4. The loonie flies south
It appears Stephen Poloz and Janet Yellen have created a tag team to take down the Canadian dollar.
In a speech to the Halifax Chamber of Commerce, Bank of Canada Governor Stephen Poloz opened his talk with, “Happy belated St. Patrick’s Day. I hope everyone’s feeling fine. I want to speak today about a different kind of headache: the prolonged lacklustre economic growth we are experiencing, here in Canada, but also globally.” Poloz dour tone sent the loonie tumbling.
Then the loonie took another leg lower after new Federal Reserve chair Janet Yellen, announced that the bank’s quantitative easing policy may be coming to an end. According to Yellen, QE is likely to end in the fall and the first interest rate hike is likely to be six months later.
How are we taking this at Fool HQ? Frankly, we hardly noticed. We have found that it’s far more lucrative to spend our time searching for wonderful businesses than worrying about macroeconomic indicators. Yes, the plunging loonie will certainly have an impact on business. Buy over the long run, these fluctuations tend to wash out.
5. Bombardier’s woes continue
The problems keep mounting at Bombardier (TSX:BBD.B).
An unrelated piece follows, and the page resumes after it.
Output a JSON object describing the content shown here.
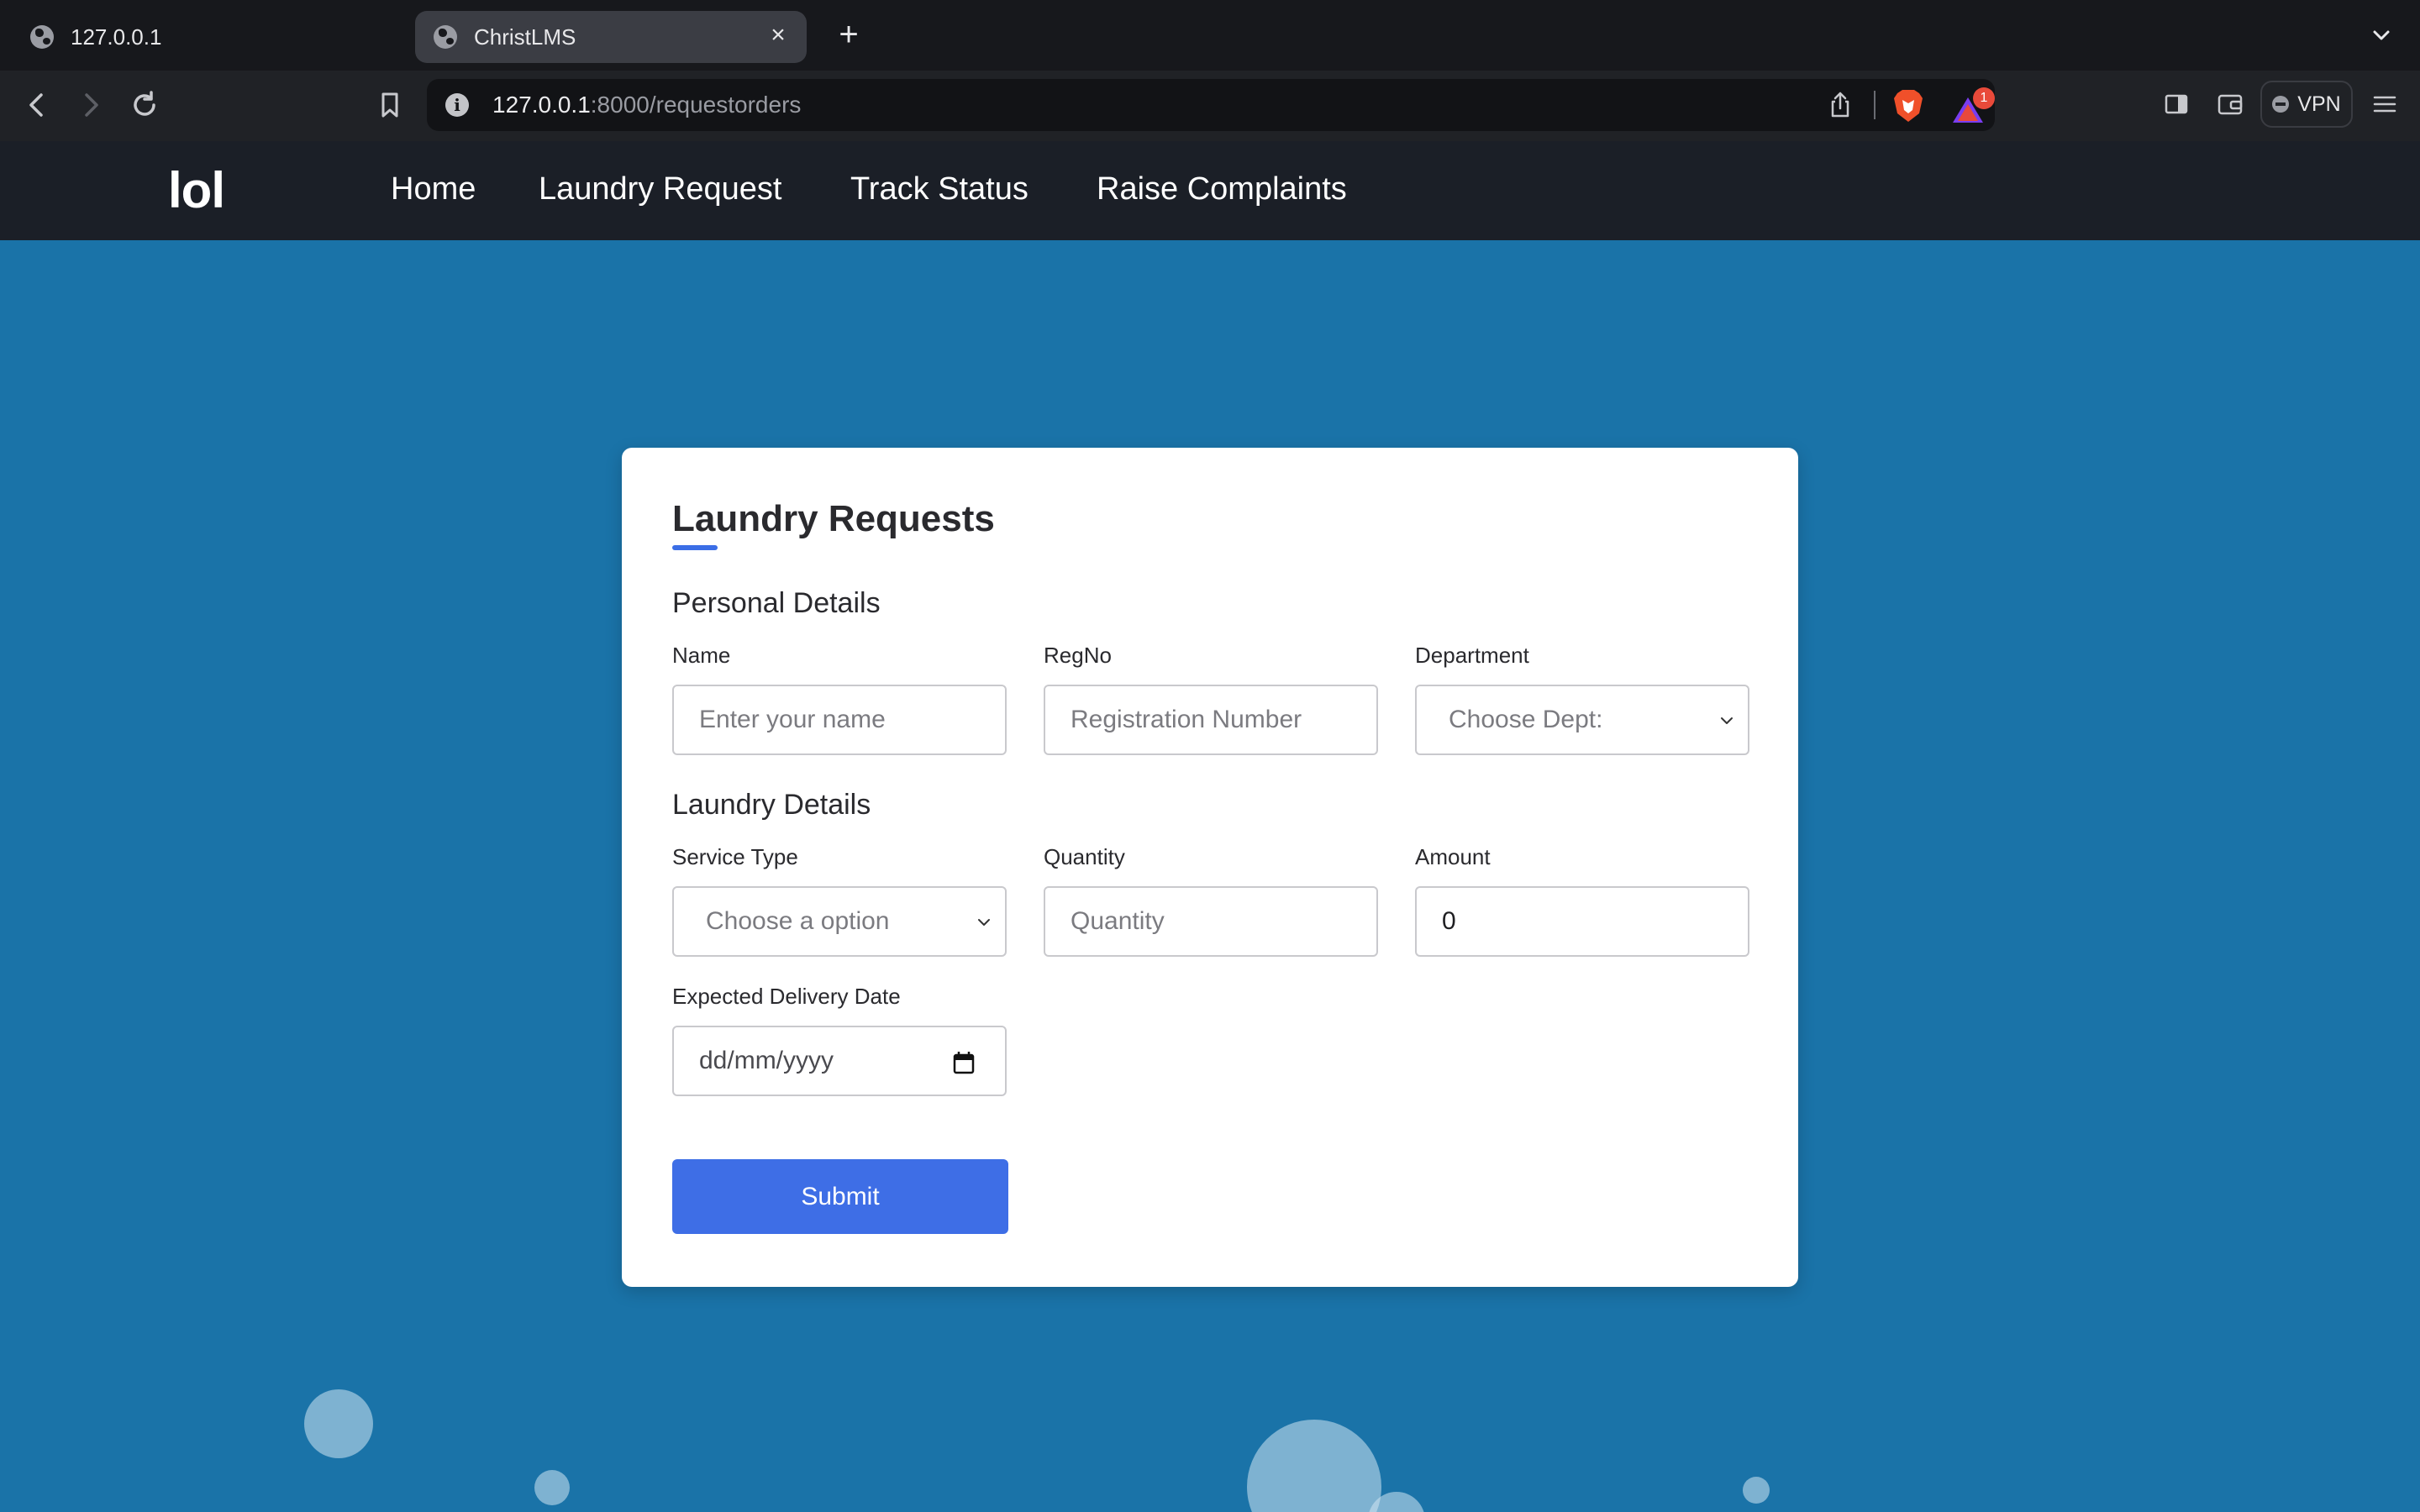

As Fool contributor Cameron Conway discussed today, authorities in Brazil have accused Bombardier, along with 18 other firms, of involvement in a price-fixing scheme. In a statement on Thursday, the country’s antitrust agency said that it will investigate the bidding process for contracts on the subway and train systems in six cities, though the company has denied any wrongdoing by its employees
Also, plans to establish an assembly line in Russia and sell 100 Q400 turboprop aircraft were put on hold. With the growing tensions between Russia and Ukraine, the talk of sanctions have put a hault to Bombardier’s expansion plans in the region.